Kennel pointed to the example of how different cultures might display pain. If a paramedic expects someone who says their pain is an eight out of 10 to be crying or wincing, but the patient is stoic, the paramedic might mark down that the pain is actually a two.
"If I'm not of the same upbringing or race or culture as the patient, I may misinterpret that response," Kennel said.
His findings have already been embraced by American Medical Response, Multnomah and Clackamas counties' ambulance contractor.
Robert McDonald, operations manager at American Medical Response, said the company volunteered its records for the study. Multnomah County emphasized equity when it renewed its contract with one of the nation's largest ambulance service providers. In Portland, local officials had started to collect data already to evaluate disparities in its service.
McDonald said that American Medical has begun to confront the issue on two fronts -- first, they have stepped up recruitment from diverse communities around Oregon. They hope that more people of color, immigrants, women and other demographics underrepresented in their current workforce will help improve the quality of care.
The second is training. McDonald said the company hopes by the end of 2019 to have trainings that teach emergency crews how to recognize their own biases so that those don't get in the way of offering the best medical care possible.
Checklists that require pain assessments for every patient a crew picks up could be one measure. The study found that white and black patients receive pain assessments 40 percent of the time. That drops to 37 percent for Hispanic patients and 34 percent for Asian patients.
But an objective measure like a checklist could ensure equal treatment through protocol.

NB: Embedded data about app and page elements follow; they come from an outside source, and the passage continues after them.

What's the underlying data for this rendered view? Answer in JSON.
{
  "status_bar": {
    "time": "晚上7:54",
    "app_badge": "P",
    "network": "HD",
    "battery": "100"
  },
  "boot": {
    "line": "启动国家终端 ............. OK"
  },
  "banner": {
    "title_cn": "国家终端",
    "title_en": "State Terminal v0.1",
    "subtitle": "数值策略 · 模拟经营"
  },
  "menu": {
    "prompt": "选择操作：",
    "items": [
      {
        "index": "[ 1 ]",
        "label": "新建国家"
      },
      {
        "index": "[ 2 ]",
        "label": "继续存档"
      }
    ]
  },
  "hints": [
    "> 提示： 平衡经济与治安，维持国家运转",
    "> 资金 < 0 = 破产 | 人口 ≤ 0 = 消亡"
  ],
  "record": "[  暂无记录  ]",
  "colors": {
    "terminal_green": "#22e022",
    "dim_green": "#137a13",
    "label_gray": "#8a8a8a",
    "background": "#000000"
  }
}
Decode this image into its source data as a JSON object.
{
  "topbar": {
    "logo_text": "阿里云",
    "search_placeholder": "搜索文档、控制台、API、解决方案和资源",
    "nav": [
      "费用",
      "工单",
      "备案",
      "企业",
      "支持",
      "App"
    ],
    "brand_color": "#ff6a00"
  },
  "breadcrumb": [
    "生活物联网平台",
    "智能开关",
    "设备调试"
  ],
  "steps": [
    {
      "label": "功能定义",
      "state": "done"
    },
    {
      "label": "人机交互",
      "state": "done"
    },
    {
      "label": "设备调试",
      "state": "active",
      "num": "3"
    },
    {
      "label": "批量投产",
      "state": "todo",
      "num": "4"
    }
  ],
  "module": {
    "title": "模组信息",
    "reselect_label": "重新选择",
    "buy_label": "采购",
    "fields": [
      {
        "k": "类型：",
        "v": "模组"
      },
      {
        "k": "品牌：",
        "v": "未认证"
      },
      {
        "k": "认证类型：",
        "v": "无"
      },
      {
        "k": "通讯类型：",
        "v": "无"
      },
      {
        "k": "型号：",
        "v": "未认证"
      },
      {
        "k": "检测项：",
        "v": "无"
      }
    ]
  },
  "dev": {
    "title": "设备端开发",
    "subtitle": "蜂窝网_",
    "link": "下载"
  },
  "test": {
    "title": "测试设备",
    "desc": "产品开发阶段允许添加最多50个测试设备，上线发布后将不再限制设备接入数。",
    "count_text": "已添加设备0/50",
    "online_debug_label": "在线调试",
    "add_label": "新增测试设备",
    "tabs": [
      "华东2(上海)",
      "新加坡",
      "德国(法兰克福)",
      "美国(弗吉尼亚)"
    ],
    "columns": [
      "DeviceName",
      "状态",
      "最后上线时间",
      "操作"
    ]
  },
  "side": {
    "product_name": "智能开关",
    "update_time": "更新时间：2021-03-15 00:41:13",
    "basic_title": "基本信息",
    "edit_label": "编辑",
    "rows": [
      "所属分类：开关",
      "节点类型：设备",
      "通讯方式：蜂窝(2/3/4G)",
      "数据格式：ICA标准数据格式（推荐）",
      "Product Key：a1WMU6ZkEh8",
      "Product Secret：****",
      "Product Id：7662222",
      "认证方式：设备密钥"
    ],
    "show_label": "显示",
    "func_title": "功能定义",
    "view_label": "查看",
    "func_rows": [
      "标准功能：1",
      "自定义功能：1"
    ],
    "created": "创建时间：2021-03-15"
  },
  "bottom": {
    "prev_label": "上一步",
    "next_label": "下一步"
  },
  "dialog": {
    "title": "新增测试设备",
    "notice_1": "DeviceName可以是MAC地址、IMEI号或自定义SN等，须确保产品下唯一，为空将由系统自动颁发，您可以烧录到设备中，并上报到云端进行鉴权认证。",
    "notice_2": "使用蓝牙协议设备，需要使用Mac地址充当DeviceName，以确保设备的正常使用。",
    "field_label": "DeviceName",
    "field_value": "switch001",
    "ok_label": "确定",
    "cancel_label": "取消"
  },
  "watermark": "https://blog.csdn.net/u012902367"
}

"In the end, I'm really kind of excited by it. I think EMS in the nation is looking at us, because this is really something brand new," McDonald said.
Copyright 2018 The Oregonian